*Exercise input*.
+ + + +
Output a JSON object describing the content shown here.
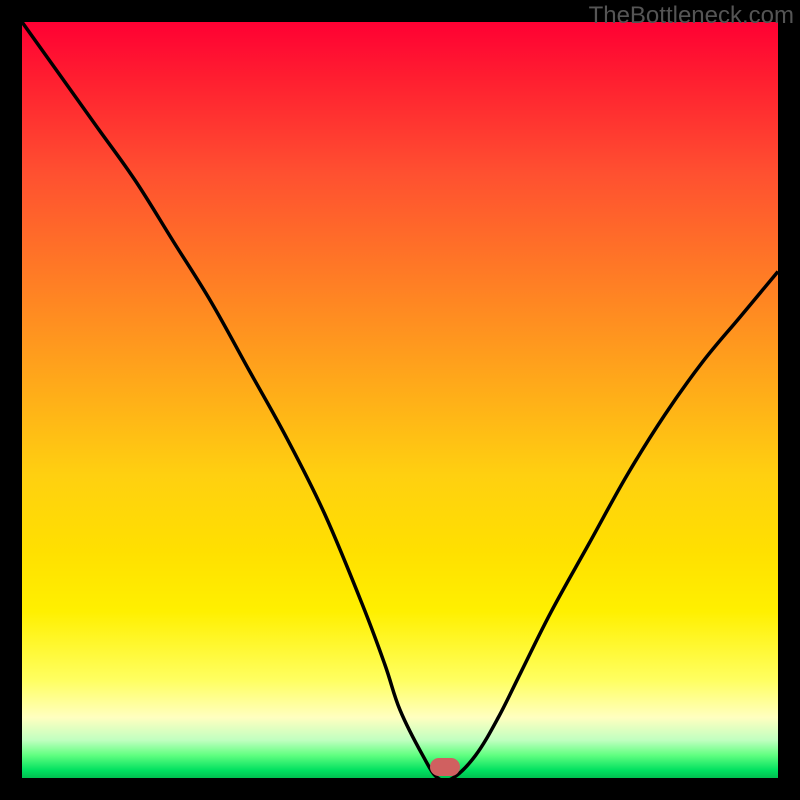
{
  "watermark": "TheBottleneck.com",
  "chart_data": {
    "type": "line",
    "title": "",
    "xlabel": "",
    "ylabel": "",
    "xlim": [
      0,
      100
    ],
    "ylim": [
      0,
      100
    ],
    "gradient_meaning": "bottleneck severity (red=high, green=low)",
    "series": [
      {
        "name": "bottleneck-curve",
        "x": [
          0,
          5,
          10,
          15,
          20,
          25,
          30,
          35,
          40,
          45,
          48,
          50,
          53,
          55,
          57,
          60,
          63,
          66,
          70,
          75,
          80,
          85,
          90,
          95,
          100
        ],
        "y": [
          100,
          93,
          86,
          79,
          71,
          63,
          54,
          45,
          35,
          23,
          15,
          9,
          3,
          0,
          0,
          3,
          8,
          14,
          22,
          31,
          40,
          48,
          55,
          61,
          67
        ]
      }
    ],
    "annotations": [
      {
        "name": "optimal-point",
        "x": 56,
        "y": 1.5,
        "shape": "rounded-rect",
        "color": "#d06060"
      }
    ]
  }
}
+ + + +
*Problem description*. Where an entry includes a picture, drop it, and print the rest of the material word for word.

*Finished task*.
Output a JSON object describing the content shown here.
{
  "watermark": "TheBottleneck.com",
  "chart_data": {
    "type": "line",
    "title": "",
    "xlabel": "",
    "ylabel": "",
    "xlim": [
      0,
      100
    ],
    "ylim": [
      0,
      100
    ],
    "gradient_meaning": "bottleneck severity (red=high, green=low)",
    "series": [
      {
        "name": "bottleneck-curve",
        "x": [
          0,
          5,
          10,
          15,
          20,
          25,
          30,
          35,
          40,
          45,
          48,
          50,
          53,
          55,
          57,
          60,
          63,
          66,
          70,
          75,
          80,
          85,
          90,
          95,
          100
        ],
        "y": [
          100,
          93,
          86,
          79,
          71,
          63,
          54,
          45,
          35,
          23,
          15,
          9,
          3,
          0,
          0,
          3,
          8,
          14,
          22,
          31,
          40,
          48,
          55,
          61,
          67
        ]
      }
    ],
    "annotations": [
      {
        "name": "optimal-point",
        "x": 56,
        "y": 1.5,
        "shape": "rounded-rect",
        "color": "#d06060"
      }
    ]
  }
}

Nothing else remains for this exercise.